Bifidobacterium lactis combined with Lactobacillus plantarum inhibit glioma growth in mice through modulating PI3K/AKT pathway and gut microbiota

Front Microbiol. 2022 Sep 6:13:986837. doi: 10.3389/fmicb.2022.986837. eCollection 2022.


Glioma is a common primary aggressive tumor with limited clinical treatment. Recently, growing research suggests that gut microbiota is involved in tumor progression, and several probiotics can inhibit tumor growth. However, evidence for the effect of probiotics on glioma is lacking. Here, we found that Bifidobacterium (B.) lactis combined with Lactobacillus (L.) plantarum reduced tumor volume, prolonged survival time and repaired the intestinal barrier damage in an orthotopic mouse model of glioma. Experiments demonstrated that B. lactis combined with L. plantarum suppressed the PI3K/AKT pathway and down-regulated the expression of Ki-67 and N-cadherin. The glioma-inhibitory effect of probiotic combination is also related to the modulation of gut microbiota composition, which is characterized by an increase in relative abundance of Lactobacillus and a decrease in some potential pathogenic bacteria.
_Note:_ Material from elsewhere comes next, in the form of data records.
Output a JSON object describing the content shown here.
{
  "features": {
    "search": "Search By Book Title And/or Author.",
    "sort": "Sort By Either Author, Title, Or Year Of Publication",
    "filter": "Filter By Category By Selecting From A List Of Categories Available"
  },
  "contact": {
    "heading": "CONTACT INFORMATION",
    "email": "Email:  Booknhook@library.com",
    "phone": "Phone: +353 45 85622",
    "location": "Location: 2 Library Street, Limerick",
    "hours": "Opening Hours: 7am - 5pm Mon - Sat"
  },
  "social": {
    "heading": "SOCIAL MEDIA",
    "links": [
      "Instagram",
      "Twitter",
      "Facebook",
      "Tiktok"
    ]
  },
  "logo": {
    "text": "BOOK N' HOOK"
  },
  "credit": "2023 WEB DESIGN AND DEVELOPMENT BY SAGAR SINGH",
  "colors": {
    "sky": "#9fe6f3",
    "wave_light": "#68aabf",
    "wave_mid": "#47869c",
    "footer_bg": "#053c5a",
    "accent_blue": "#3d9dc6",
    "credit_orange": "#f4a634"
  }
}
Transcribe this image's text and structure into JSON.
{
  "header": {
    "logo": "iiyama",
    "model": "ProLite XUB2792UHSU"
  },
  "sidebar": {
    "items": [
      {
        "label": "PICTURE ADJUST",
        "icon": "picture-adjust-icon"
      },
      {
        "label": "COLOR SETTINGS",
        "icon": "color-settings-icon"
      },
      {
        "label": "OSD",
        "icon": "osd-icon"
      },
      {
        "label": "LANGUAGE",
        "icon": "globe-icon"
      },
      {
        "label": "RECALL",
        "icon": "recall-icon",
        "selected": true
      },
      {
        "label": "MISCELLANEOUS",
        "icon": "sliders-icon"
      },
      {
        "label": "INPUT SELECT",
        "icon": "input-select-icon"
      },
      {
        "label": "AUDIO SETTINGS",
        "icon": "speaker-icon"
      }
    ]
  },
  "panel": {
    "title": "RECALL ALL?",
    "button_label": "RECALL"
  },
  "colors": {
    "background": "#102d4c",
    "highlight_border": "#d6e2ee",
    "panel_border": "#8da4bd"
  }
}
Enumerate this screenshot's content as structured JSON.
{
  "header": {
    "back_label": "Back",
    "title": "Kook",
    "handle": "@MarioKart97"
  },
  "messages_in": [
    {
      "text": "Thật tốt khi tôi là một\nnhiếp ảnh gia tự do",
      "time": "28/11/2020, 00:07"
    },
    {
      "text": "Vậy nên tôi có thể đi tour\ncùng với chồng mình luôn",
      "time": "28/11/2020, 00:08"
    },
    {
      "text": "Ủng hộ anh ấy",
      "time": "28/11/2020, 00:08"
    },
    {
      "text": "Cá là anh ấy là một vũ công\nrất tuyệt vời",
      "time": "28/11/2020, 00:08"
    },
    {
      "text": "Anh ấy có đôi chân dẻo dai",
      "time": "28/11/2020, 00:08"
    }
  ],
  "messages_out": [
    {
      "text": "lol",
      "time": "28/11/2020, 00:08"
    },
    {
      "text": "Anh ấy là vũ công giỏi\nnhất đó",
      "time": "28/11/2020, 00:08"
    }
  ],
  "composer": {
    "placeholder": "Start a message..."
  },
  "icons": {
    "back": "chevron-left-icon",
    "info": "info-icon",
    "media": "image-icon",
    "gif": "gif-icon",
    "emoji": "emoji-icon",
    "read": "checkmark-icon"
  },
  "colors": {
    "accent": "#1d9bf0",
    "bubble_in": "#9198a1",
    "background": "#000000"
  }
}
Additionally, probiotic combination altered fecal metabolites represented by fatty acyls and organic oxygen compounds. Together, our results prove that B. lactis combined with L. plantarum can inhibit glioma growth by suppressing PI3K/AKT pathway and regulating gut microbiota composition and metabolites in mice, thus suggesting the potential benefits of B. lactis and L. plantarum against glioma.

Keywords: PI3K/Akt signal pathway; bacterial metabolites; glioma; gut microbiota; probiotics.